In the cultural sphere, the period between the October Revolution and the initiation of the first five‑year plan was marked by a series of heated public debates about the function of visual art and media in the new socialist society. Prominent theorists, including the Commissar of Enlightenment, Anatolii Lunacharskii, and writers associated with the journal Lef, such as Boris Arvatov and Sergei Tret´iakov, participated in these debates, as did modernist artists and realist painters. Photography was a central theme, and by 1925 the question of how the advances in photographic and other forms of mechanical reproduction were changing the nature of the visual had emerged as the debates’ most pressing problem. While all of the debates’ contending factions recognized the significance of photography, they also agreed that the material components of painting—particularly color and surface texture—remained essential to the development of comradely socialist relations. This article brings to light for the first time the aspects of early Soviet thought on aesthetics and communication that led to the firm establishment of painting as a visual medium essential to socialism. It demonstrates in particular that the materiality of painting and its traces were linked to the activation and transmission of the sensations of the body, which were considered necessary for the formation of socialist connections.

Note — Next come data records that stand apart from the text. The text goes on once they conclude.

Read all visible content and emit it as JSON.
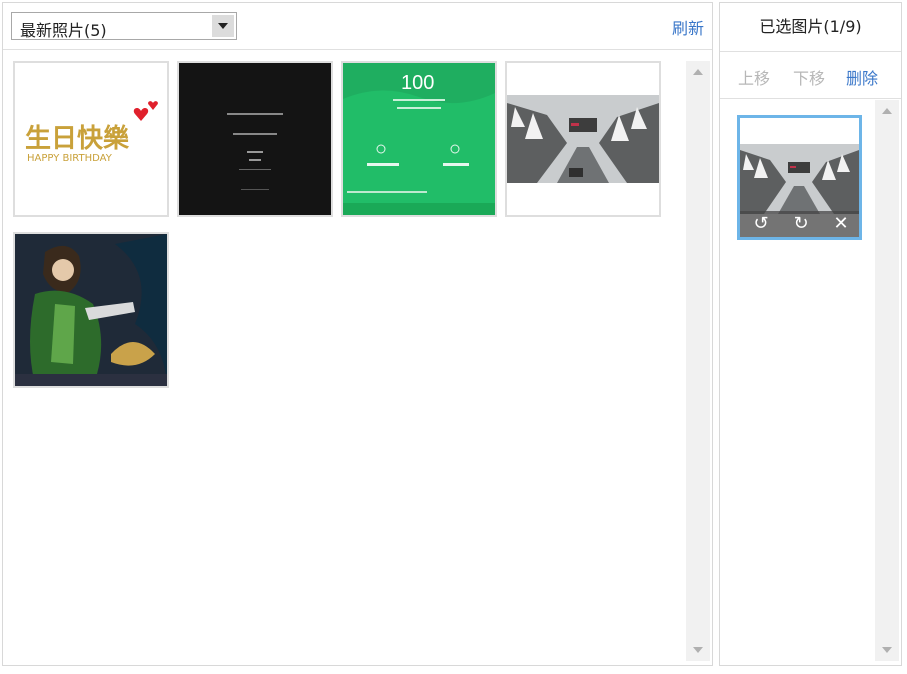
{
  "album_select": {
    "value": "最新照片(5)"
  },
  "refresh_label": "刷新",
  "thumbnails": [
    {
      "icon": "birthday-photo",
      "text_main": "生日快樂",
      "text_sub": "HAPPY BIRTHDAY"
    },
    {
      "icon": "dark-text-photo"
    },
    {
      "icon": "green-app-screenshot",
      "big_number": "100"
    },
    {
      "icon": "snow-road-photo"
    },
    {
      "icon": "anime-warrior-photo"
    }
  ],
  "right_panel": {
    "title": "已选图片(1/9)",
    "move_up_label": "上移",
    "move_down_label": "下移",
    "delete_label": "删除"
  },
  "selected_image": {
    "icon": "snow-road-photo"
  },
  "colors": {
    "link": "#3a77c9",
    "disabled": "#b7b7b7",
    "selected_border": "#6db5e8",
    "green": "#21bd68"
  }
}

The paper examines a rare explored phenomenon of Soviet cover design –a number of official releases produced by the only recording concern Melodija on the one hand, and so-called “tape-albums” became widespread among underground people in the late Soviet Union, on another.